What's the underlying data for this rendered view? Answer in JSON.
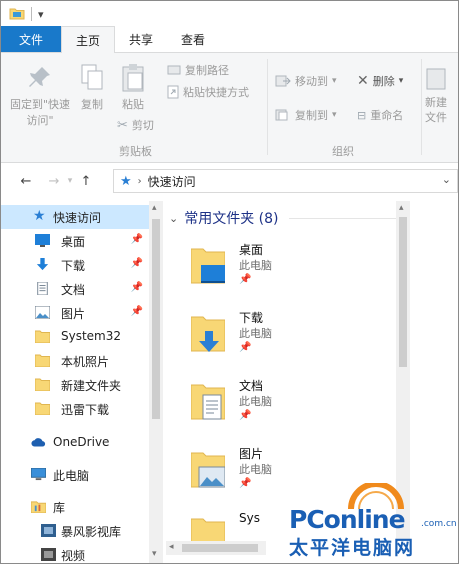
{
  "title_bar": {
    "qat_dropdown": "▾"
  },
  "ribbon_tabs": [
    "文件",
    "主页",
    "共享",
    "查看"
  ],
  "ribbon": {
    "clipboard": {
      "pin": "固定到\"快速访问\"",
      "copy": "复制",
      "paste": "粘贴",
      "copy_path": "复制路径",
      "paste_shortcut": "粘贴快捷方式",
      "cut": "剪切",
      "group_label": "剪贴板"
    },
    "organize": {
      "move_to": "移动到",
      "copy_to": "复制到",
      "delete": "删除",
      "rename": "重命名",
      "group_label": "组织"
    },
    "new": {
      "new_folder_line1": "新建",
      "new_folder_line2": "文件"
    }
  },
  "address": {
    "back": "←",
    "forward": "→",
    "up": "↑",
    "path": "快速访问",
    "dropdown": "⌄"
  },
  "nav_pane": {
    "items": [
      {
        "label": "快速访问",
        "icon": "star-icon",
        "pinned": false
      },
      {
        "label": "桌面",
        "icon": "desktop-icon",
        "pinned": true
      },
      {
        "label": "下载",
        "icon": "download-icon",
        "pinned": true
      },
      {
        "label": "文档",
        "icon": "document-icon",
        "pinned": true
      },
      {
        "label": "图片",
        "icon": "picture-icon",
        "pinned": true
      },
      {
        "label": "System32",
        "icon": "folder-icon",
        "pinned": false
      },
      {
        "label": "本机照片",
        "icon": "folder-icon",
        "pinned": false
      },
      {
        "label": "新建文件夹",
        "icon": "folder-icon",
        "pinned": false
      },
      {
        "label": "迅雷下载",
        "icon": "folder-icon",
        "pinned": false
      },
      {
        "label": "OneDrive",
        "icon": "cloud-icon",
        "pinned": false
      },
      {
        "label": "此电脑",
        "icon": "computer-icon",
        "pinned": false
      },
      {
        "label": "库",
        "icon": "library-icon",
        "pinned": false
      },
      {
        "label": "暴风影视库",
        "icon": "library-item-icon",
        "pinned": false
      },
      {
        "label": "视频",
        "icon": "video-icon",
        "pinned": false
      }
    ]
  },
  "main": {
    "group_header": "常用文件夹 (8)",
    "folders": [
      {
        "name": "桌面",
        "location": "此电脑",
        "overlay": "desktop"
      },
      {
        "name": "下载",
        "location": "此电脑",
        "overlay": "download"
      },
      {
        "name": "文档",
        "location": "此电脑",
        "overlay": "document"
      },
      {
        "name": "图片",
        "location": "此电脑",
        "overlay": "picture"
      },
      {
        "name": "Sys",
        "location": "",
        "overlay": "none"
      }
    ]
  },
  "watermark": {
    "brand": "PConline",
    "suffix": ".com.cn",
    "chinese": "太平洋电脑网"
  },
  "colors": {
    "accent": "#1979ca",
    "selection": "#cce8ff",
    "folder": "#f8d775",
    "folder_dark": "#e0b650",
    "watermark_blue": "#1a5fb4",
    "watermark_orange": "#f08a1c"
  }
}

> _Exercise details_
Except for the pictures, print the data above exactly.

> _Answer to this exercise_
What's the underlying data for this rendered view? Answer in JSON.
{
  "title_bar": {
    "qat_dropdown": "▾"
  },
  "ribbon_tabs": [
    "文件",
    "主页",
    "共享",
    "查看"
  ],
  "ribbon": {
    "clipboard": {
      "pin": "固定到\"快速访问\"",
      "copy": "复制",
      "paste": "粘贴",
      "copy_path": "复制路径",
      "paste_shortcut": "粘贴快捷方式",
      "cut": "剪切",
      "group_label": "剪贴板"
    },
    "organize": {
      "move_to": "移动到",
      "copy_to": "复制到",
      "delete": "删除",
      "rename": "重命名",
      "group_label": "组织"
    },
    "new": {
      "new_folder_line1": "新建",
      "new_folder_line2": "文件"
    }
  },
  "address": {
    "back": "←",
    "forward": "→",
    "up": "↑",
    "path": "快速访问",
    "dropdown": "⌄"
  },
  "nav_pane": {
    "items": [
      {
        "label": "快速访问",
        "icon": "star-icon",
        "pinned": false
      },
      {
        "label": "桌面",
        "icon": "desktop-icon",
        "pinned": true
      },
      {
        "label": "下载",
        "icon": "download-icon",
        "pinned": true
      },
      {
        "label": "文档",
        "icon": "document-icon",
        "pinned": true
      },
      {
        "label": "图片",
        "icon": "picture-icon",
        "pinned": true
      },
      {
        "label": "System32",
        "icon": "folder-icon",
        "pinned": false
      },
      {
        "label": "本机照片",
        "icon": "folder-icon",
        "pinned": false
      },
      {
        "label": "新建文件夹",
        "icon": "folder-icon",
        "pinned": false
      },
      {
        "label": "迅雷下载",
        "icon": "folder-icon",
        "pinned": false
      },
      {
        "label": "OneDrive",
        "icon": "cloud-icon",
        "pinned": false
      },
      {
        "label": "此电脑",
        "icon": "computer-icon",
        "pinned": false
      },
      {
        "label": "库",
        "icon": "library-icon",
        "pinned": false
      },
      {
        "label": "暴风影视库",
        "icon": "library-item-icon",
        "pinned": false
      },
      {
        "label": "视频",
        "icon": "video-icon",
        "pinned": false
      }
    ]
  },
  "main": {
    "group_header": "常用文件夹 (8)",
    "folders": [
      {
        "name": "桌面",
        "location": "此电脑",
        "overlay": "desktop"
      },
      {
        "name": "下载",
        "location": "此电脑",
        "overlay": "download"
      },
      {
        "name": "文档",
        "location": "此电脑",
        "overlay": "document"
      },
      {
        "name": "图片",
        "location": "此电脑",
        "overlay": "picture"
      },
      {
        "name": "Sys",
        "location": "",
        "overlay": "none"
      }
    ]
  },
  "watermark": {
    "brand": "PConline",
    "suffix": ".com.cn",
    "chinese": "太平洋电脑网"
  },
  "colors": {
    "accent": "#1979ca",
    "selection": "#cce8ff",
    "folder": "#f8d775",
    "folder_dark": "#e0b650",
    "watermark_blue": "#1a5fb4",
    "watermark_orange": "#f08a1c"
  }
}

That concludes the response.